Hundreds of family, friends and law enforcement officers came to Pinole Valley High School to say goodbye to David Patrick Underwood, and perhaps find a way forward from the violent act that took his life.

"I am angered by my brothers death. But I am not angry. We can not let angry emotion drive our lives," his sister Angela Underwood Jacobs told those in attendance.

Underwood died in a drive-by shooting May 29th during a protest in downtown Oakland that tuned violent.

He was working as a contract federal protective service officer for the Department of Homeland Security, guarding the Federal building on Clay Street.

"Patrick was a hero to us. He put his life on the line for all of us. He needs to recognized as a hero," said long time friend George Phillips.

Police arrested two men for murder after Santa Cruz sherff's deputy Sgt. Damon Gutzwiller was also killed.

"The Department of Homeland Security and each of our employees will proudly pick up Pat and carry his legacy.
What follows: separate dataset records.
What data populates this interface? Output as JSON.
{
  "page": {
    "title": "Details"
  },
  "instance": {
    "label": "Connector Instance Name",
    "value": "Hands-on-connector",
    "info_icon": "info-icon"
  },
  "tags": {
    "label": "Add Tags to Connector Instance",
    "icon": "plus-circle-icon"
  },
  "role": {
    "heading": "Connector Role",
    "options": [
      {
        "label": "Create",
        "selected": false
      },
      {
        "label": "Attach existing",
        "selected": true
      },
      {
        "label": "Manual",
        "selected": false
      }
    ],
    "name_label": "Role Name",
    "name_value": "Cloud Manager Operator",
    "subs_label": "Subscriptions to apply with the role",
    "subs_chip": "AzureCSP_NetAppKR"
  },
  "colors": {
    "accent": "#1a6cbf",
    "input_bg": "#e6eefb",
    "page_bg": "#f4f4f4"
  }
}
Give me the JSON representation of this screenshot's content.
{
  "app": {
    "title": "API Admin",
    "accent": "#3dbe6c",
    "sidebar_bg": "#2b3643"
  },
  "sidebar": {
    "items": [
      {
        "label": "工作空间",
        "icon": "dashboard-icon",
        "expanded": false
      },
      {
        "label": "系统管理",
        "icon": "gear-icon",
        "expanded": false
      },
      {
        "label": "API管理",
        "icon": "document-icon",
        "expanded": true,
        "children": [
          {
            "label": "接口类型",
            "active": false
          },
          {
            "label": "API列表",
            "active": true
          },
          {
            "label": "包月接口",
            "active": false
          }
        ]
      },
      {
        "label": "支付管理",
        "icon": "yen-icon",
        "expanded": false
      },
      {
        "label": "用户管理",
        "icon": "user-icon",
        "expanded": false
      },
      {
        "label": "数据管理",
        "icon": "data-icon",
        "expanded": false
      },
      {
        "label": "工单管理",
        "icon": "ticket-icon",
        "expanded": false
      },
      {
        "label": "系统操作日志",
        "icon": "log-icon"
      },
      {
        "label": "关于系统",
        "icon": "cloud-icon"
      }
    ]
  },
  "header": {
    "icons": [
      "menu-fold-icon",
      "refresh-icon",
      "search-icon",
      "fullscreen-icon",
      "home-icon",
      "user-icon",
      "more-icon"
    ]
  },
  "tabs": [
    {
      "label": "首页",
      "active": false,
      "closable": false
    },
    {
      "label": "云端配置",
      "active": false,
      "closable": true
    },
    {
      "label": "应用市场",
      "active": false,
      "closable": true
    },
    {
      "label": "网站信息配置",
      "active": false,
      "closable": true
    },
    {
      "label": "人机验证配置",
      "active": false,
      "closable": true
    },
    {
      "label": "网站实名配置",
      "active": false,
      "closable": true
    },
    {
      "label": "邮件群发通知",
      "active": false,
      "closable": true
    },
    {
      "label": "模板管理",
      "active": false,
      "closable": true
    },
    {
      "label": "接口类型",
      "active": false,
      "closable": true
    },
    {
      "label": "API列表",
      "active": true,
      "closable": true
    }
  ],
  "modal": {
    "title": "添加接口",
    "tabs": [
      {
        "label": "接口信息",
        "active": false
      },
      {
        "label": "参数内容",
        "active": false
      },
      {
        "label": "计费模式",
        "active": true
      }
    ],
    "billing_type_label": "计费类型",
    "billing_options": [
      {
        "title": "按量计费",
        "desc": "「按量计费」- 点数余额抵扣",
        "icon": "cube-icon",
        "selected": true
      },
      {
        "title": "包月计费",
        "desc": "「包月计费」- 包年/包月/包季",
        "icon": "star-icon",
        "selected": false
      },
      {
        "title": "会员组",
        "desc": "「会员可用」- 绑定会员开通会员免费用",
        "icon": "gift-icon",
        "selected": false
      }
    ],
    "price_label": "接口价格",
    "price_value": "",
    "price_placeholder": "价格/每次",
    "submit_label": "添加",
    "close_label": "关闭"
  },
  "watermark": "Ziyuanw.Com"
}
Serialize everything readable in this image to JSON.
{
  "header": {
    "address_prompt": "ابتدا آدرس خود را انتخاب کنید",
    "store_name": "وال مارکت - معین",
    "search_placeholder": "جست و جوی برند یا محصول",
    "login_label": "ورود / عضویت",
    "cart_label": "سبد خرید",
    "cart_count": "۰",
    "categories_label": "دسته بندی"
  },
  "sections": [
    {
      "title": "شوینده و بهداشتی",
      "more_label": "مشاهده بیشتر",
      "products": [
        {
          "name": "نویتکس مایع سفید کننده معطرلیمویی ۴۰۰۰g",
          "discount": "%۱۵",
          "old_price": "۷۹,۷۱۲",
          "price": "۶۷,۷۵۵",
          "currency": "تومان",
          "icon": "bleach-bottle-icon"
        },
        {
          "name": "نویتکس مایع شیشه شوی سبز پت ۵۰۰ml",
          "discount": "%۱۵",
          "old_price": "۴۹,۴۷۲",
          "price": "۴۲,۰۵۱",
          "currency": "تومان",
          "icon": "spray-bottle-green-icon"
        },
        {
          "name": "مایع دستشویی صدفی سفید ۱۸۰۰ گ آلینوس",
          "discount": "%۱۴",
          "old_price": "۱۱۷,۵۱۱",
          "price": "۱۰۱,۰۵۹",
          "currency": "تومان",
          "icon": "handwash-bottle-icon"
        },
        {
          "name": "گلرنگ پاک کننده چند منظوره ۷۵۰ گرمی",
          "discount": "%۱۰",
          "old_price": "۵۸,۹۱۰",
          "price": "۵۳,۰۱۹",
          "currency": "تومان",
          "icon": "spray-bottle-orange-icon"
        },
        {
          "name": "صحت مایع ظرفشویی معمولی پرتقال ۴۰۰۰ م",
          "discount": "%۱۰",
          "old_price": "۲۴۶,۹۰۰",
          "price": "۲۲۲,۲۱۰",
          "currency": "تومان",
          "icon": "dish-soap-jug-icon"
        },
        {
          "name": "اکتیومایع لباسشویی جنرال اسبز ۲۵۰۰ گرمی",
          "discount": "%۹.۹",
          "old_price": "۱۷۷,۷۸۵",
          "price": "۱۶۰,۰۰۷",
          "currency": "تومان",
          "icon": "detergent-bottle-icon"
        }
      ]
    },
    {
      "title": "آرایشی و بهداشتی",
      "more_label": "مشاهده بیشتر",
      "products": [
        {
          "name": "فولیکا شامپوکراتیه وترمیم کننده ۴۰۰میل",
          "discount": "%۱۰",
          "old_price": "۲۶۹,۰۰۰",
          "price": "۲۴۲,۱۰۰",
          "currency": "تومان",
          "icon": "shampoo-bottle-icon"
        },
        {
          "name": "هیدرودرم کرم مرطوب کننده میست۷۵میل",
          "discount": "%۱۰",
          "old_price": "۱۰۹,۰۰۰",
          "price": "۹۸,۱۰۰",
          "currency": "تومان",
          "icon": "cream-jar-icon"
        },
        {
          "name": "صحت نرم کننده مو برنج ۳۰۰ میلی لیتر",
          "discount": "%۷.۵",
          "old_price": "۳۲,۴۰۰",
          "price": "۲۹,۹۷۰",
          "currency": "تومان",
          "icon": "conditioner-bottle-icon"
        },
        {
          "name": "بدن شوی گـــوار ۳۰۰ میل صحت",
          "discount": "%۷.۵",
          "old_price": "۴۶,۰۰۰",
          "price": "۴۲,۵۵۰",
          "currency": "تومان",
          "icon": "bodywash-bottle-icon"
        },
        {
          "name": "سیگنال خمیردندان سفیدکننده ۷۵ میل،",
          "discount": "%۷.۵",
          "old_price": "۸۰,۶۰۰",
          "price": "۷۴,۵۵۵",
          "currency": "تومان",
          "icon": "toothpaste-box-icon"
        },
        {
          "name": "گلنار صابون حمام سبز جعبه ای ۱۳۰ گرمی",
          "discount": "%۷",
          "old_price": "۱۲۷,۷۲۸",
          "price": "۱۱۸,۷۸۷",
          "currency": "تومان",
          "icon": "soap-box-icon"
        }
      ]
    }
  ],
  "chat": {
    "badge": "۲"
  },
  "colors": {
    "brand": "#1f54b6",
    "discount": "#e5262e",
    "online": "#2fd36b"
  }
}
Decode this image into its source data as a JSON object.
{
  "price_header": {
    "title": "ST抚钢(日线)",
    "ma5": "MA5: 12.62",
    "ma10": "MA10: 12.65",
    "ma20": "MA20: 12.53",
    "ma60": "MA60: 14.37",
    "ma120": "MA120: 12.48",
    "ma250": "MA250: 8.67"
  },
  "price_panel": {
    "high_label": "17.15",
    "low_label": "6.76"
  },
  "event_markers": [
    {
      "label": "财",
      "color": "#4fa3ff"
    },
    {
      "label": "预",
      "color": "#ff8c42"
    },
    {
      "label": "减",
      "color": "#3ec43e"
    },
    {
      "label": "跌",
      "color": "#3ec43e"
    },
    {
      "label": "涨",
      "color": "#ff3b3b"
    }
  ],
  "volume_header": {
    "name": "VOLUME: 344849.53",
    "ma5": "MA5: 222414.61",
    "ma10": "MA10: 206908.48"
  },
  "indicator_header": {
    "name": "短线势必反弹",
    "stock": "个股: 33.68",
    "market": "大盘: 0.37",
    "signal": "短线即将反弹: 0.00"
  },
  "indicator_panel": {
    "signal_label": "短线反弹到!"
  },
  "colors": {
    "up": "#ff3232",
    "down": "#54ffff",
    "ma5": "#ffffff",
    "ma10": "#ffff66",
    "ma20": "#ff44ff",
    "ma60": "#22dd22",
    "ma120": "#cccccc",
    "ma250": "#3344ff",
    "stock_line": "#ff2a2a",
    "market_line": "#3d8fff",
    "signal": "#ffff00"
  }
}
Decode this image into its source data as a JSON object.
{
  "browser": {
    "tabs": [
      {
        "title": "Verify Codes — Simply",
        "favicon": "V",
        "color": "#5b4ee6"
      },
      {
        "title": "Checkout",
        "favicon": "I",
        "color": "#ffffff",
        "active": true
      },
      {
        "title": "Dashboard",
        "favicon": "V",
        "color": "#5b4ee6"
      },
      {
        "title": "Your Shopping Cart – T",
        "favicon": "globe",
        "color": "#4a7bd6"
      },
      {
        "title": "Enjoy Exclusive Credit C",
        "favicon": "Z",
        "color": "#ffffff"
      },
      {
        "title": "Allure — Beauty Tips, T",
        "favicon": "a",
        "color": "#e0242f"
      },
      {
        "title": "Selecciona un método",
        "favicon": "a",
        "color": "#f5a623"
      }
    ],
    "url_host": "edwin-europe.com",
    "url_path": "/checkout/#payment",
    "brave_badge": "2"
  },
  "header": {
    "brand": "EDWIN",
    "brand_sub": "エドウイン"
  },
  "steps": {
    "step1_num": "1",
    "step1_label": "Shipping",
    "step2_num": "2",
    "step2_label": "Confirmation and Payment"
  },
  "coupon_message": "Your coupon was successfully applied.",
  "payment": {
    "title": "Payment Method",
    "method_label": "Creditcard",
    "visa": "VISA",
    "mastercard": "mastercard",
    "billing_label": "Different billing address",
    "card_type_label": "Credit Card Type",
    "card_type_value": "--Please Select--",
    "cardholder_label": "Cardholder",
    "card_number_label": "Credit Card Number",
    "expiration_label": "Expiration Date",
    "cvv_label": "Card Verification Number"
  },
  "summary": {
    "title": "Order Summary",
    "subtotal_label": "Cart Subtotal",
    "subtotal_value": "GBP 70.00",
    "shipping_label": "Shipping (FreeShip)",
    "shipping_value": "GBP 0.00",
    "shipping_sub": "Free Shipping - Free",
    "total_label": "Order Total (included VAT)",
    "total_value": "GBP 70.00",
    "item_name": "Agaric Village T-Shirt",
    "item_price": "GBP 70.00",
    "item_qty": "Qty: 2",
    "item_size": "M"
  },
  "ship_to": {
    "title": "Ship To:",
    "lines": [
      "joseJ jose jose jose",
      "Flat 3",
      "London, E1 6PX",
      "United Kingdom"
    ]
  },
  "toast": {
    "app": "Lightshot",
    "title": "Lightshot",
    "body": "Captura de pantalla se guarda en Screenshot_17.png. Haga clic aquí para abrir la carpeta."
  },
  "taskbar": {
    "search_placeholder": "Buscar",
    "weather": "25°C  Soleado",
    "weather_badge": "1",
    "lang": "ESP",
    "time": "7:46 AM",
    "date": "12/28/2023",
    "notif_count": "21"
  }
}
We will remember his name," said Chad Wolf, acting chief of the Department of Homeland Security.  

Underwood grew up in Pinole and graduated from Pinole Valley High School where he was a star basketball and baseball player, before attending Contra Costa College.

"Every weekend our family grandmother, great grandmother, aunts, uncles and cousins wouild go to Fernandez Park. We'f be the loudest people there," recalled Underwood Jacobs.

Co-workers described Underwood as a hard, dedicated worker who always arrrived early for his shift. Friends say he treated everyone with respect, and those he cared about as if he was their big brother.

"He didn't judge anyone for the color of their skin. But for what they had in their hearts," said Phillips.

Those who spoke expressed hoped for positve change.

"We will choose a path to focus on turning this tragedy into hope for a better tomorrow, and hope for equally for all," said Pinole Police Chief Neil Gang.

"I hope and trust this righteous path leads to the end of discrimination against any person of color or anyone who wore a badge," said Underwood Jacobs.

Underwood was 53 years old.